[Opening EXTRACTED ENTRIES section]

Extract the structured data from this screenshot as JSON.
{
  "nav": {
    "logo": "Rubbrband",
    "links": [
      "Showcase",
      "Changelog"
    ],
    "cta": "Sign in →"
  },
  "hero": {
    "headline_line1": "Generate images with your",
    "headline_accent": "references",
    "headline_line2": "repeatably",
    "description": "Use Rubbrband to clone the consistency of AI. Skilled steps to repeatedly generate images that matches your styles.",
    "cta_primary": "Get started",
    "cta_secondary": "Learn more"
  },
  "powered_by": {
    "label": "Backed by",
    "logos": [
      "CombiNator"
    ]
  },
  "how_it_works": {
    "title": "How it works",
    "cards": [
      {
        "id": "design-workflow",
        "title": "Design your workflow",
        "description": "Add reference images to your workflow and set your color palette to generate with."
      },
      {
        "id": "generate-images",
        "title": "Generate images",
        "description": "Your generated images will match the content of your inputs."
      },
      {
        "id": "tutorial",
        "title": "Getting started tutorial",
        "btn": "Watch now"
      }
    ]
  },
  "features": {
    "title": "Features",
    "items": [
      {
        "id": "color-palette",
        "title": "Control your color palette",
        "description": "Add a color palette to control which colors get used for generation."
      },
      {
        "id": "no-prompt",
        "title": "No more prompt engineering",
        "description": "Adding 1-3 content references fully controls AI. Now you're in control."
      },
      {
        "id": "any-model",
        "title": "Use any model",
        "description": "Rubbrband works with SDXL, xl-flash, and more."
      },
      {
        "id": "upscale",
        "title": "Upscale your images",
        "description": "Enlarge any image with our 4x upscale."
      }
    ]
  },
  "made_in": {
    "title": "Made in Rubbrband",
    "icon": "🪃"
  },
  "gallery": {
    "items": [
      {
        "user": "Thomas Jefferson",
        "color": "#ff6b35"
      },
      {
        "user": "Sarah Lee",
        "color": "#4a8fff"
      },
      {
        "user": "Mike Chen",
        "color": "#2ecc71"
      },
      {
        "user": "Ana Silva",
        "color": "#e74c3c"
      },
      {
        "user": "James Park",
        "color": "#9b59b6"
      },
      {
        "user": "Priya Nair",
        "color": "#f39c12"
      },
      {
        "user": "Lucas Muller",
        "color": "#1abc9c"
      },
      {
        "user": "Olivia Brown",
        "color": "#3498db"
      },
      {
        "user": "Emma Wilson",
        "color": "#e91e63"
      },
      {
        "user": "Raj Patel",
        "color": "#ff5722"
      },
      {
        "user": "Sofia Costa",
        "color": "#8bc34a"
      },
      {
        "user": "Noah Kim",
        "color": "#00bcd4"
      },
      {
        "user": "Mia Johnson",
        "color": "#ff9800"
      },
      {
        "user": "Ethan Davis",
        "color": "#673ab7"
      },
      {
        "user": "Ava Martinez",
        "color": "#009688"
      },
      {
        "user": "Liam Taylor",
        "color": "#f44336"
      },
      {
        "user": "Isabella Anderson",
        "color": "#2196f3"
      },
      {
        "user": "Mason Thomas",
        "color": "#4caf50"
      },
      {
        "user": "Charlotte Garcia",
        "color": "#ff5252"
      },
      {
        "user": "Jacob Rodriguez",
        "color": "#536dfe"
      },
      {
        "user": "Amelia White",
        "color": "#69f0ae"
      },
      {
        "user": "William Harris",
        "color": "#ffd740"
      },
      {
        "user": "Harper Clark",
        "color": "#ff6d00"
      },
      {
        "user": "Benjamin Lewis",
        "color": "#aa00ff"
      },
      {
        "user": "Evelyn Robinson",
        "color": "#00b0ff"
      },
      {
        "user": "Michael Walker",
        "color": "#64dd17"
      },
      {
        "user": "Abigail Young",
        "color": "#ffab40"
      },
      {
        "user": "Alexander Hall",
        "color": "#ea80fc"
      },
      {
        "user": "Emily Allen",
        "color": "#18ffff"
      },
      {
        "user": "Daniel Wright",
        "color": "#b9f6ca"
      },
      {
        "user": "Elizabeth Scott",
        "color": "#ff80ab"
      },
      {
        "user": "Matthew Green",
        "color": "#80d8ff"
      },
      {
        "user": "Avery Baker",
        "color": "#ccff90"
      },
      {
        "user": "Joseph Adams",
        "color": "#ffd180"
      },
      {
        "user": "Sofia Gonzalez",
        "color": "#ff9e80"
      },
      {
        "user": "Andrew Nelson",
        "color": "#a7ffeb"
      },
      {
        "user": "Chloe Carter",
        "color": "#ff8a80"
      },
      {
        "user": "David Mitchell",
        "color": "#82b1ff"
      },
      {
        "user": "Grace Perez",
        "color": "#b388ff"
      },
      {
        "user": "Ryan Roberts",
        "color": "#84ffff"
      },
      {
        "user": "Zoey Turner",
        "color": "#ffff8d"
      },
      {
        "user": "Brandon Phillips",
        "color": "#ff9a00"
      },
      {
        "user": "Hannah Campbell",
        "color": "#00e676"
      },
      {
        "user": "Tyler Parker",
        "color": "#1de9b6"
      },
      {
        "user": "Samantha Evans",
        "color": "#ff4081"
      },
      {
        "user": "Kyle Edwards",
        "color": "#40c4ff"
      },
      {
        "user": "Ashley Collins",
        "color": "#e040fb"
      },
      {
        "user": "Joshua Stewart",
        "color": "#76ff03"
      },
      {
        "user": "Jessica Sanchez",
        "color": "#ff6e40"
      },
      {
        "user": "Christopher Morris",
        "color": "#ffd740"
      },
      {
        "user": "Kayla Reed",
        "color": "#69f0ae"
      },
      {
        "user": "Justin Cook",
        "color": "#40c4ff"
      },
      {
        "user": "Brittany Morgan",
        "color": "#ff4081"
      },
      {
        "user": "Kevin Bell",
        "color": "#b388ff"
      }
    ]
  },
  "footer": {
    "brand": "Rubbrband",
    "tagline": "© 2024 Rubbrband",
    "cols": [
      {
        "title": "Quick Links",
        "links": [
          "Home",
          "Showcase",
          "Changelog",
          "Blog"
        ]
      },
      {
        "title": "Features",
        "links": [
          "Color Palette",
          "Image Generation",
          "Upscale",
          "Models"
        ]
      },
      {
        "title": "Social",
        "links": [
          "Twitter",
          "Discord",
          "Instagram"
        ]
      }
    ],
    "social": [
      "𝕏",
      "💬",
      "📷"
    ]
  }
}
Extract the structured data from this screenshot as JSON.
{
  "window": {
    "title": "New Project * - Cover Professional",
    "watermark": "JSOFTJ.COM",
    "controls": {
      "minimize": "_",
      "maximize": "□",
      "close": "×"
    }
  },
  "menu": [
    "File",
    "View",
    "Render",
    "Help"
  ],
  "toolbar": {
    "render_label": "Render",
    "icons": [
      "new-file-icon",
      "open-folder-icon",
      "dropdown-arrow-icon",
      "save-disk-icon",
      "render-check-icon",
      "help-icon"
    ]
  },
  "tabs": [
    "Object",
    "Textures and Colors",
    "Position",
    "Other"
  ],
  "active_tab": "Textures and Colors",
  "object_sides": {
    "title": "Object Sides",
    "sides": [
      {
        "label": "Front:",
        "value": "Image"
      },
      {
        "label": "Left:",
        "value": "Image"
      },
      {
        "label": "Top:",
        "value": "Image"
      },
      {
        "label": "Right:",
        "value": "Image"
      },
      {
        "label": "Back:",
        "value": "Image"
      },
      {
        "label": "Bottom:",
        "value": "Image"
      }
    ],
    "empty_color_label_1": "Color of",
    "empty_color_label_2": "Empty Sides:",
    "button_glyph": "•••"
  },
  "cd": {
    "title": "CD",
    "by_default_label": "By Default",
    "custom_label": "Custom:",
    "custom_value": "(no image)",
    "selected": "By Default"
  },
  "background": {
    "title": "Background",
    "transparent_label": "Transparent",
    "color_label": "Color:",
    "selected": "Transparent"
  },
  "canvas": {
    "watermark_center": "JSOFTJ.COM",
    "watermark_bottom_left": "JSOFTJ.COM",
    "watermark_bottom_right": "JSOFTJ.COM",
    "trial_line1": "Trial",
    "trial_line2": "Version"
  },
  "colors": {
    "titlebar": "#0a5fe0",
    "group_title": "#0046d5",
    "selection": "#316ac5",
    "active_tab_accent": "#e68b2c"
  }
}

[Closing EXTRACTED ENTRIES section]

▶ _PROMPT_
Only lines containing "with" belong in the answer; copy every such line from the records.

▶ _RESULT OF THE EXERCISE_
    "headline_line1": "Generate images with your",
        "description": "Add reference images to your workflow and set your color palette to generate with."
        "description": "Rubbrband works with SDXL, xl-flash, and more."
        "description": "Enlarge any image with our 4x upscale."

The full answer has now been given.